A few weeks back I wrote about “What’s making me happy,” which got a great response from people.
Some sent emails or stopped me in the market to tell me what’s making them happy. Seems everyone was riding the happiness train.
But then someone pointed out that God never promised us happiness and that those who pursue it never obtain it.
There’s always a buzz kill in every crowd.
Still, the person had a good point and one worth exploring.
One of my favorite comic strip characters is Calvin of “Calvin and Hobbes.” Calvin, a boy who’s maybe 7 (Hobbes is a stuffed tiger and Calvin’s best friend), believes the world revolves around him. His highest goal in life is to wear rocket ship underpants and experience euphoria.
When presented with a choice in life, Calvin weighs his options carefully then goes with whichever option suits his fancy at the moment, whichever one he thinks will make him happy at the moment.
However, he quickly learns that happiness is illusive. He says, “What good is wearing rocket ship underpants if no one asks to see them?”
He also says, “Here’s the difference between me and the rest of the world. Happiness isn’t good enough for me. I demand euphoria!”
But is even euphoria enough?
I have a friend who says happiness is a byproduct. It happens when you’re doing something else and rarely when you’re pursuing it. Because when you’re pursuing it, it stays out of reach. Or if you reach it, it slips through your fingers or it crumbles like dust and the wind blows it away.
I could give so many examples of my fruitless pursuit of happiness, and over the years of writing this column I have. Fruitless pursuit is my go-to mode of operation. But this morning I was remembering my groovy white go-go boots.

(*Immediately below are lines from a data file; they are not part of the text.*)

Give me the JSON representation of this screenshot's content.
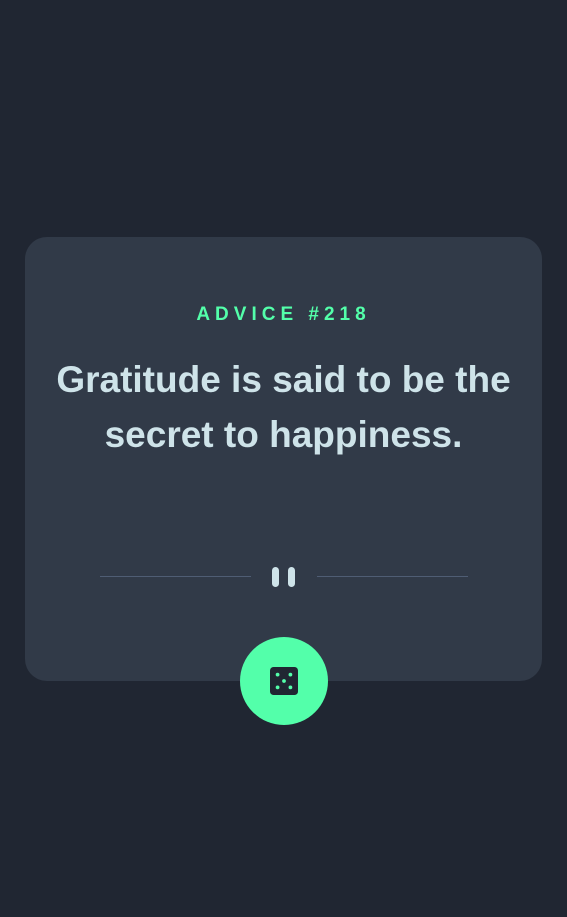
{
  "advice": {
    "label": "ADVICE #218",
    "quote": "Gratitude is said to be the secret to happiness."
  },
  "colors": {
    "background": "#202632",
    "card": "#313a48",
    "accent": "#53ffaa",
    "text": "#cee3e9",
    "divider": "#4f5d74"
  },
  "icons": {
    "divider": "pause-icon",
    "button": "dice-icon"
  }
}
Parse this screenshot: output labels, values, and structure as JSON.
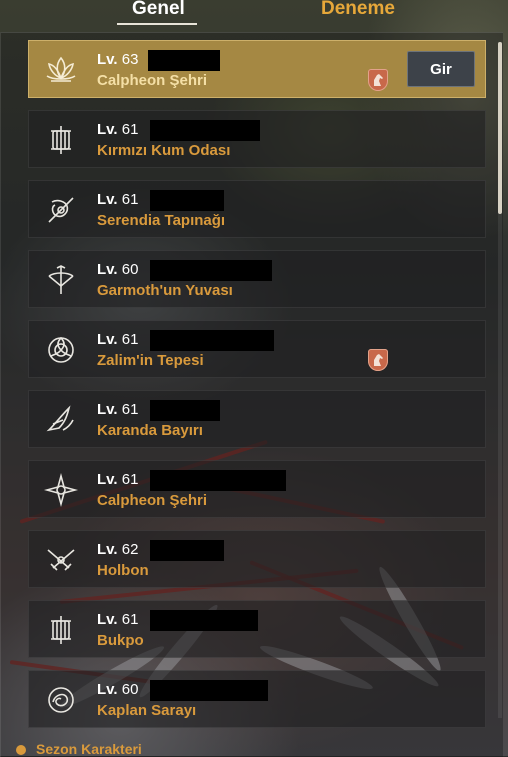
{
  "tabs": [
    {
      "label": "Genel",
      "active": true
    },
    {
      "label": "Deneme",
      "active": false
    }
  ],
  "enter_button_label": "Gir",
  "characters": [
    {
      "level_prefix": "Lv.",
      "level": "63",
      "location": "Calpheon Şehri",
      "icon": "lotus-class-icon",
      "selected": true,
      "has_horse": true
    },
    {
      "level_prefix": "Lv.",
      "level": "61",
      "location": "Kırmızı Kum Odası",
      "icon": "lantern-class-icon",
      "selected": false,
      "has_horse": false
    },
    {
      "level_prefix": "Lv.",
      "level": "61",
      "location": "Serendia Tapınağı",
      "icon": "crossed-blades-class-icon",
      "selected": false,
      "has_horse": false
    },
    {
      "level_prefix": "Lv.",
      "level": "60",
      "location": "Garmoth'un Yuvası",
      "icon": "bow-class-icon",
      "selected": false,
      "has_horse": false
    },
    {
      "level_prefix": "Lv.",
      "level": "61",
      "location": "Zalim'in Tepesi",
      "icon": "rose-class-icon",
      "selected": false,
      "has_horse": true
    },
    {
      "level_prefix": "Lv.",
      "level": "61",
      "location": "Karanda Bayırı",
      "icon": "wing-class-icon",
      "selected": false,
      "has_horse": false
    },
    {
      "level_prefix": "Lv.",
      "level": "61",
      "location": "Calpheon Şehri",
      "icon": "star-blade-class-icon",
      "selected": false,
      "has_horse": false
    },
    {
      "level_prefix": "Lv.",
      "level": "62",
      "location": "Holbon",
      "icon": "crossed-guns-class-icon",
      "selected": false,
      "has_horse": false
    },
    {
      "level_prefix": "Lv.",
      "level": "61",
      "location": "Bukpo",
      "icon": "lantern-class-icon",
      "selected": false,
      "has_horse": false
    },
    {
      "level_prefix": "Lv.",
      "level": "60",
      "location": "Kaplan Sarayı",
      "icon": "swirl-orb-class-icon",
      "selected": false,
      "has_horse": false
    }
  ],
  "section_footer": "Sezon Karakteri",
  "colors": {
    "selected_row": "#a58843",
    "location_text": "#d99a3c",
    "inactive_tab": "#e7a83a",
    "horse_badge": "#c8684a"
  }
}
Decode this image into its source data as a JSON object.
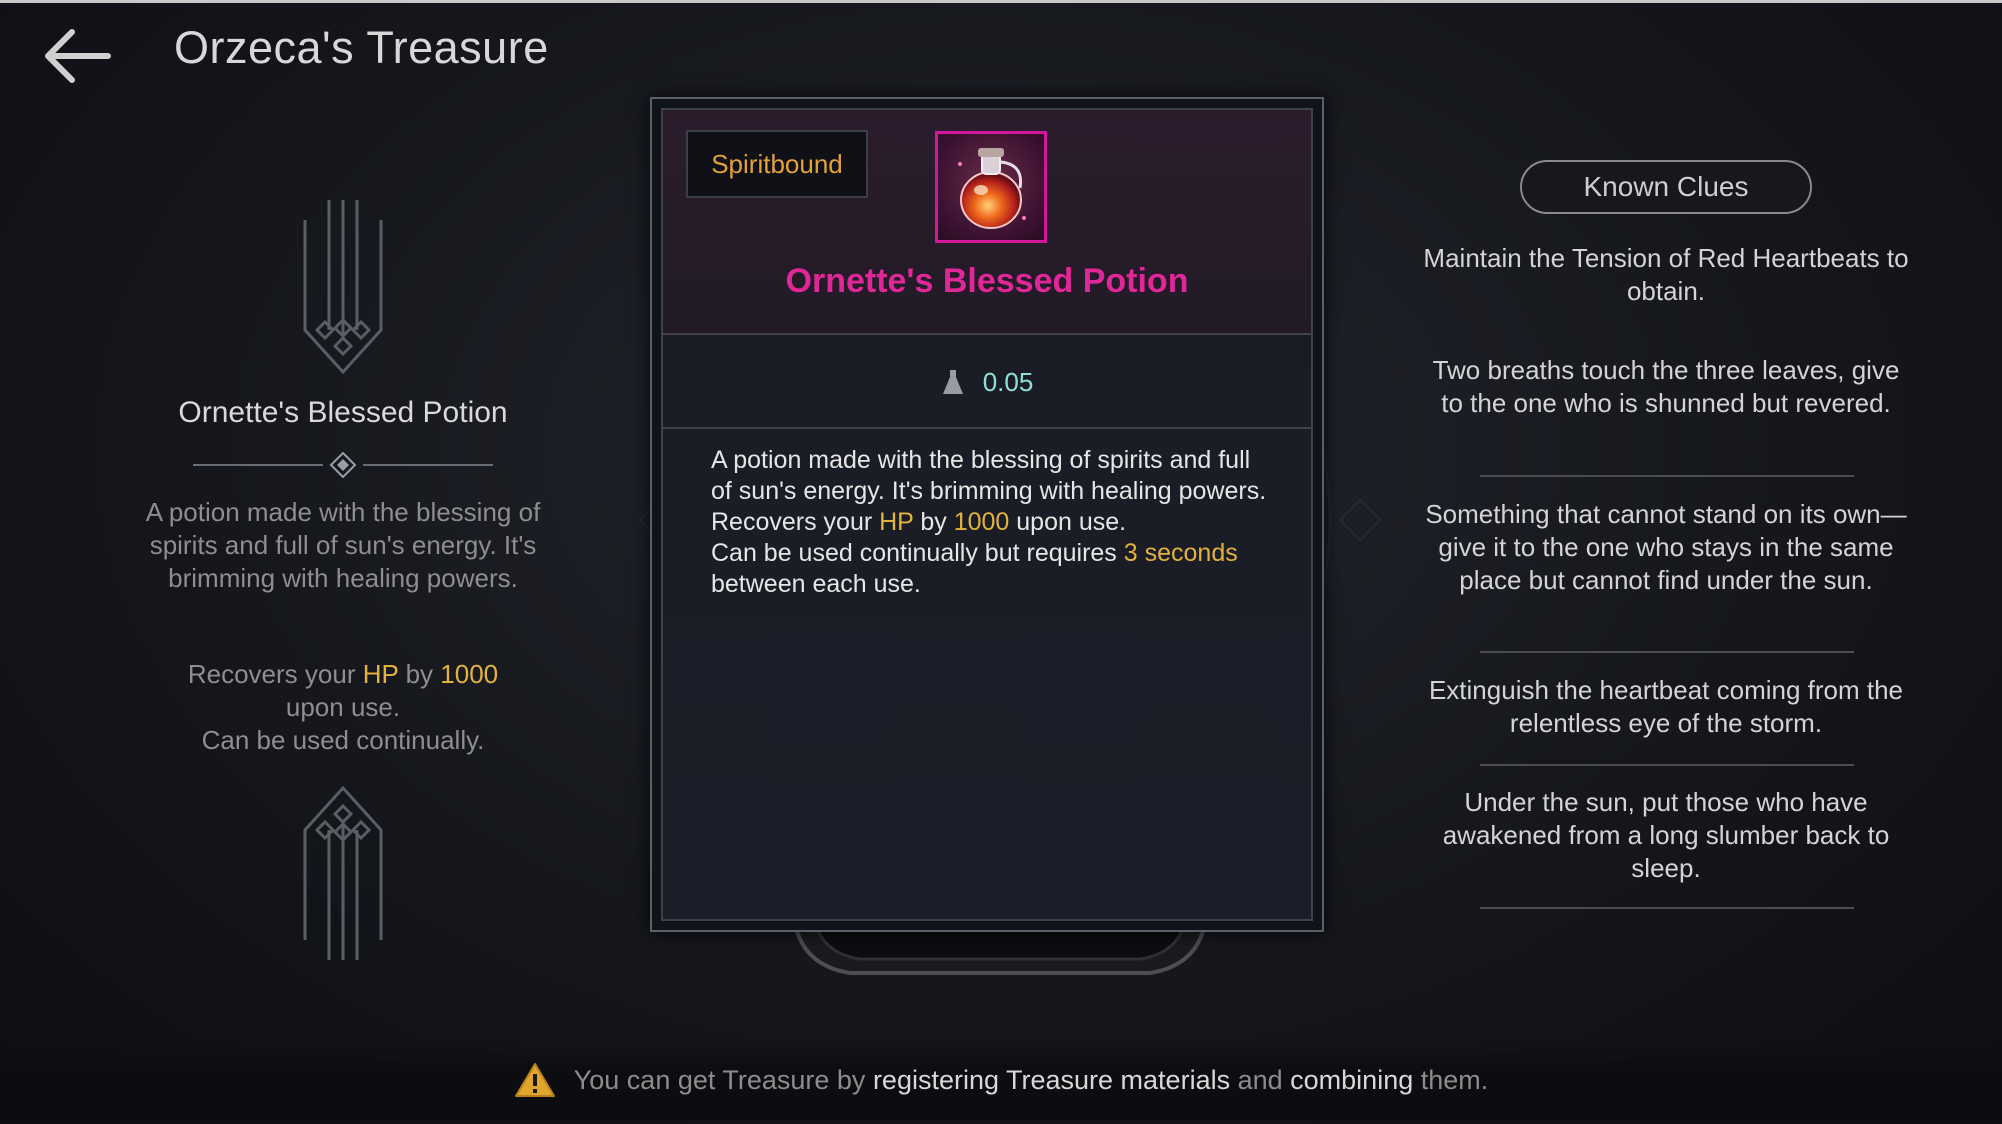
{
  "header": {
    "title": "Orzeca's Treasure"
  },
  "left_panel": {
    "item_name": "Ornette's Blessed Potion",
    "description": "A potion made with the blessing of spirits and full of sun's energy. It's brimming with healing powers.",
    "effect_prefix": "Recovers your ",
    "effect_stat": "HP",
    "effect_by": " by ",
    "effect_amount": "1000",
    "effect_suffix": " upon use.",
    "effect_note": "Can be used continually."
  },
  "card": {
    "bound_label": "Spiritbound",
    "item_name": "Ornette's Blessed Potion",
    "weight": "0.05",
    "description": "A potion made with the blessing of spirits and full of sun's energy. It's brimming with healing powers.",
    "effect_prefix": "Recovers your ",
    "effect_stat": "HP",
    "effect_by": " by ",
    "effect_amount": "1000",
    "effect_suffix": " upon use.",
    "cooldown_prefix": "Can be used continually but requires ",
    "cooldown_value": "3 seconds",
    "cooldown_suffix": " between each use.",
    "rarity_color": "#e12698"
  },
  "clues": {
    "button_label": "Known Clues",
    "items": [
      "Maintain the Tension of Red Heartbeats to obtain.",
      "Two breaths touch the three leaves, give to the one who is shunned but revered.",
      "Something that cannot stand on its own—give it to the one who stays in the same place but cannot find under the sun.",
      "Extinguish the heartbeat coming from the relentless eye of the storm.",
      "Under the sun, put those who have awakened from a long slumber back to sleep."
    ]
  },
  "footer": {
    "text_1": "You can get Treasure by ",
    "text_2": "registering Treasure materials",
    "text_3": " and ",
    "text_4": "combining",
    "text_5": " them."
  },
  "icons": {
    "back": "arrow-left-icon",
    "potion": "potion-icon",
    "weight": "weight-icon",
    "warning": "warning-icon"
  },
  "colors": {
    "highlight": "#e3b23c",
    "rarity": "#e12698",
    "bound": "#e6a03a",
    "weight": "#8fe0d4"
  }
}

When I was a kid I wore orthopedic saddle shoes that my mom bought me at the Stride Rite shoe store. Today, wearing them might be considered ironic and, therefore, hip, but back then, coupled with an overbite and a weight problem, well, I wasn’t a groovy chick.
And then came the year I finally outgrew the need for those clunky black and white clodhoppers, which serendipitously was also the same year Stride Rite displayed the grooviest pair of white go-go boots in the store window — just like the ones worn by the dancers on “Hullabaloo.” (If you’re too young to remember “Hullabaloo,” Google it.)
Also, that was the same year my mom had a full “Buy 12 pairs of shoes at the regular price, get one pair free” Stride Rite card.
Visions of me in my psychedelic mini-dresses, fishnet stockings and white Hullabaloo go-go boots exploded my brain. (This was the ’60s.)
I just knew that God couldn’t — wouldn’t — pass up the opportunity for me to be the swingingest, grooviest chick at Nevada Avenue Elementary School in Canoga Park, Calif. I knew with all my heart, soul, mind and entire being that everlasting bliss would be mine if only I had those boots.
Since they were free, Mom let me get them.
I wore them once, and not even to school. I don’t even know why I didn’t wear them. I guess I just didn’t like them on me as I did on the Hullabaloo dancers.
That same letdown happens every time I chase after something that I think will make me happy beyond imagination.
If I do manage to grasp it, the happiness, even it it’s euphoria, never lasts.
Maybe it’s part of the curse from the Garden of Eden that we don’t get what we think we want. However, if that’s so, I’m not so sure that’s necessarily a punishment from God. Maybe it’s a gift from God, because if I have everything I want, I would have no need of him.
That said, God does give moments of happiness, often when we’re not expecting them, often when we need them most, because he loves us.
Nancy Kennedy is the author of “Move Over, Victoria - I Know the Real Secret,” “Girl on a Swing,” and her latest book, “Lipstick Grace.” She can be reached at 352-564-2927, Monday through Thursday, or via email at firstname.lastname@example.org.